Phylogeographic patterns in the Philippine archipelago influence symbiont diversity in the bobtail squid-Vibrio mutualism
MetadataShow full item record
Cited times in Scopus
Marine microbes encounter a myriad of biotic and abiotic factors that can impact fitness by limiting their range and capacity to move between habitats. This is especially true for environmentally transmitted bacteria that cycle between their hosts and the surrounding habitat. As geologic history, biogeography, and other factors such as water temperature, salinity, and physical barriers can inhibit bacterial movement to novel environments, we chose to examine the genetic architecture of Euprymna albatrossae (Mollusca: Cephalopoda) and their Vibrio fischeri symbionts in the Philippine archipelago using a combined phylogeographic approach. Eleven separate sites in the Philippine islands were examined using haplotype estimates that were examined via nested clade analysis to determine the relationship between E. albatrossae and V. fischeri populations and their geographic location. Identical analyses of molecular variance (AMOVA) were used to estimate variation within and between populations for host and symbiont genetic data. Host animals demonstrated a significant amount of variation within island groups, while symbiont variation was found within individual populations. Nested clade phylogenetic analysis revealed that hosts and symbionts may have colonized this area at different times, with a sudden change in habitat. Additionally, host data indicate restricted gene flow, whereas symbionts show range expansion, followed by periodic restriction to genetic flow. These differences between host and symbiont networks indicate that factors “outside the squid” influence distribution of Philippine V. fischeri.
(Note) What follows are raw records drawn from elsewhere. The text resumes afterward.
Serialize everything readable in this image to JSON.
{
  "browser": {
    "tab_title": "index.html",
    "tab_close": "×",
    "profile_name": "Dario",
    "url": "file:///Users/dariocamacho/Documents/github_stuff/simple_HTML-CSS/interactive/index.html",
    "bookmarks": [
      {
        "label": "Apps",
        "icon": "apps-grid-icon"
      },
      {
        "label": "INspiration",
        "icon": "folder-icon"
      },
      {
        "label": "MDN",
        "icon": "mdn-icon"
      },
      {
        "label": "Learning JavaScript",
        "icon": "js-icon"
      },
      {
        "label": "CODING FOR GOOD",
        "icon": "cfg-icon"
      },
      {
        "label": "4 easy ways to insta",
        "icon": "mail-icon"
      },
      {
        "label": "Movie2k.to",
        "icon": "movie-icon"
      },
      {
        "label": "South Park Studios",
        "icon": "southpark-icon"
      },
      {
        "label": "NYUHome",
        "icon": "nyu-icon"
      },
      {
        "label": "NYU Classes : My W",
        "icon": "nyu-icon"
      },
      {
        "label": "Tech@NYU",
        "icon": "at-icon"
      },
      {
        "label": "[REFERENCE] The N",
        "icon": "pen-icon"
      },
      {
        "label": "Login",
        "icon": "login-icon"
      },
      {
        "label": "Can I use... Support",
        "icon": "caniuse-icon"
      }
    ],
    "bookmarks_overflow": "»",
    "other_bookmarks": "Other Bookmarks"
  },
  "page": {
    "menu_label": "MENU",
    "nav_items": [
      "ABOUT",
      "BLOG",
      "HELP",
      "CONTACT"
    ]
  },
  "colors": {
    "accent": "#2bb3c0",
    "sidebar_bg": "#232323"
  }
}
Our results shed light on how geography and changing environmental factors can impact marine symbiotic associations at both local and global scales.
CitationCoryell, R. L., Turnham, K. E., de Jesus Ayson, E. G., Lavilla-Pitogo, C., Alcala, A. C., Sotto, F., ... Nishiguchi, M. K. (2018). Phylogeographic patterns in the Philippine archipelago influence symbiont diversity in the bobtail squid-Vibrio mutualism.
PublisherWiley Open Access
- Journal Articles 
Except where otherwise noted, this item's license is described as http://creativecommons.org/licenses/by/4.0/
Showing items related by title, author, creator and subject.
Studies on the efficacy of Sarafin® (sarafloxacin hydrochloride) on vibrios associated with vibriosis in black tiger shrimp (Penaeus monodon) RV Pakingking Jr. - In CR Lavilla-Pitogo & ER Cruz-Lacierda (Eds.), Diseases in Asian Aquaculture IV. Proceedings of the Fourth Symposium on Diseases in Asian Aquaculture, 22-26 November 1999, Cebu City, Philippines, 2002 - Fish Health Section, Asian Fisheries Society
ArticleFrom January 1990 to June 1993, 59% of the total juvenile to adult shrimp (Penaeus monodon) submitted for diagnosis at the Fish Health Section of the Aquaculture Department, Southeast Asian Fisheries Development Center, Tigbauan, Iloilo, Philippines were diagnosed to have red disease syndrome. Red disease syndrome is characterized by the reddening of the shrimp body. The aetiology of the disease is unknown. This paper reports for the first time the isolation of four Vibrio phenotypes, namely, Vibrio harveyi, V. parahaemolyticus, V. fluuialis and Vibrio sp. from shrimps with red disease. Pathogenicity test shows that injection with V. parahaemolyticus and V. harveyi can produce the characteristic red discoloration in healthy shrimp.
ArticleCR Lavilla-Pitogo, AR Castillo & MC de la Cruz -
Journal of Applied Ichthyology, 1992 - Blackwell PublishingVibrio sp., was consistently isolated from grouper, Epinephelus suillus, with bacterial infection. Fingerlings, which were challenged with the bacterium by injection, were highly susceptible. Immersion challenge resulted in 100% mortality within 48 hrs in fish subjected to combination of injury and exposure to the bacterium. Mortality in uninjured fish was observed in the long bath subgroup, but not in the short bath subgroup. These results are correlated with the present practices in the grouper fingerling industry in the Philippines.